- Published: 21 January 2015
Marseille from the main railway station: Gare St. Charles. The Basilique Notre-Dame de la Garde in the far distance, crowned by the golden statue of the Virgin Mary by Lequesne. Usually this view is against the strong sunlight which so dominates and overwhelms the traveller on arrival from the north that the sunshine and blue Mediterranean sky becomes the view. The sky today is loaded with rain clouds which the strong and clear Mediterranean light somehow manages to penetrate, revealing the architecture and reminding how Marseille is a fascinating mixture of a Provence village and a modern French town.
- Published: 13 January 2015
Fresh vibrant production with fluid and dramatic performances of Verdi’s melodrama Un ballo in maschera. Royal Opera’s new production is about reclaiming the drama as well as the big singing. The leading ladies, Liudmyla Monastyrska (Amelia) and Dmitri Hvorostovsky (Renato), gave committed and satisfying musical performances; Marianne Cornetti gave a particularly spooky interpretation of Ulrica, the fortune teller.

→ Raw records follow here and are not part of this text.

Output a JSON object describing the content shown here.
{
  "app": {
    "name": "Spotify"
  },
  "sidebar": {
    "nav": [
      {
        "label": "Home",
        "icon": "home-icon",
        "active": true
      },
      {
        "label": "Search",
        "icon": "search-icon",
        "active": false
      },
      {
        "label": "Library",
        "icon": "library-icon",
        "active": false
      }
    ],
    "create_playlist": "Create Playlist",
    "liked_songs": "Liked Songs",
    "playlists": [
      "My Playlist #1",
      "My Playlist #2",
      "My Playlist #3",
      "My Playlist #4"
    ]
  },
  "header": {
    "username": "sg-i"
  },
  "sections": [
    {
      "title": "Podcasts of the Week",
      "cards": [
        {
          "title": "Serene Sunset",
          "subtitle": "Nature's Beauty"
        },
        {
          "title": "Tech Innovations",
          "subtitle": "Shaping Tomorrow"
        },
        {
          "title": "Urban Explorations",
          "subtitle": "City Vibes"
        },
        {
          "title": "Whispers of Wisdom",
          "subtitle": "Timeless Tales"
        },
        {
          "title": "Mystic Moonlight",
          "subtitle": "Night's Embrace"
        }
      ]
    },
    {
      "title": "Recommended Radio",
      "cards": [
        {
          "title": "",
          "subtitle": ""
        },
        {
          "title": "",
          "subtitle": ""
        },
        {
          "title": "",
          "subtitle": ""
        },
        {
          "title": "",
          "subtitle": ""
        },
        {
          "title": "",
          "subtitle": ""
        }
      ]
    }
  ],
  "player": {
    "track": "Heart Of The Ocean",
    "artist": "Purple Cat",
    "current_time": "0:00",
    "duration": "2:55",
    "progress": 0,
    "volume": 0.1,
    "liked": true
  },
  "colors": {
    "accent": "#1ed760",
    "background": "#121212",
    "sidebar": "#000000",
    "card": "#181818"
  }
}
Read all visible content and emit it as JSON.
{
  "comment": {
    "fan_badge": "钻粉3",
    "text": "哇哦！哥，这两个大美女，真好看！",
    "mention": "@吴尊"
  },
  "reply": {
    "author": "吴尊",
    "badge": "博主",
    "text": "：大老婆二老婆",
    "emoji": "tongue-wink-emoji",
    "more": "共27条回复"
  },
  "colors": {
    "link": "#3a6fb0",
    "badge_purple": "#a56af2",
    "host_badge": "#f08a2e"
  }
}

But for me it was Joseph Calleja (Riccardo) who commanded the stage musically, dramatically and with an athleticism that showed his enthusiasm for this role. Though I wasn’t convinced by Liudmyla Monastyrska as Amelia that he would be so much fallen in love as the plot requires.
This is an apparently straightforward setting but unusually is based in Austro-Hungarian Europe at the end of the nineteenth century, within which the production design holds consistent with a lot of detail and depth. The main benefits of this setting appear to be an opportunity for some tasty uniforms and sumptuous frocks. It sort of works as fitting preconceived ideas about how a grand opera should look though actually the staging is for an era fifty years after the premiere. The staging and lighting are complex but come over as straightforward, helping to build the melodrama without distracting from the music.
Read more: Un ballo in maschera - The Royal Opera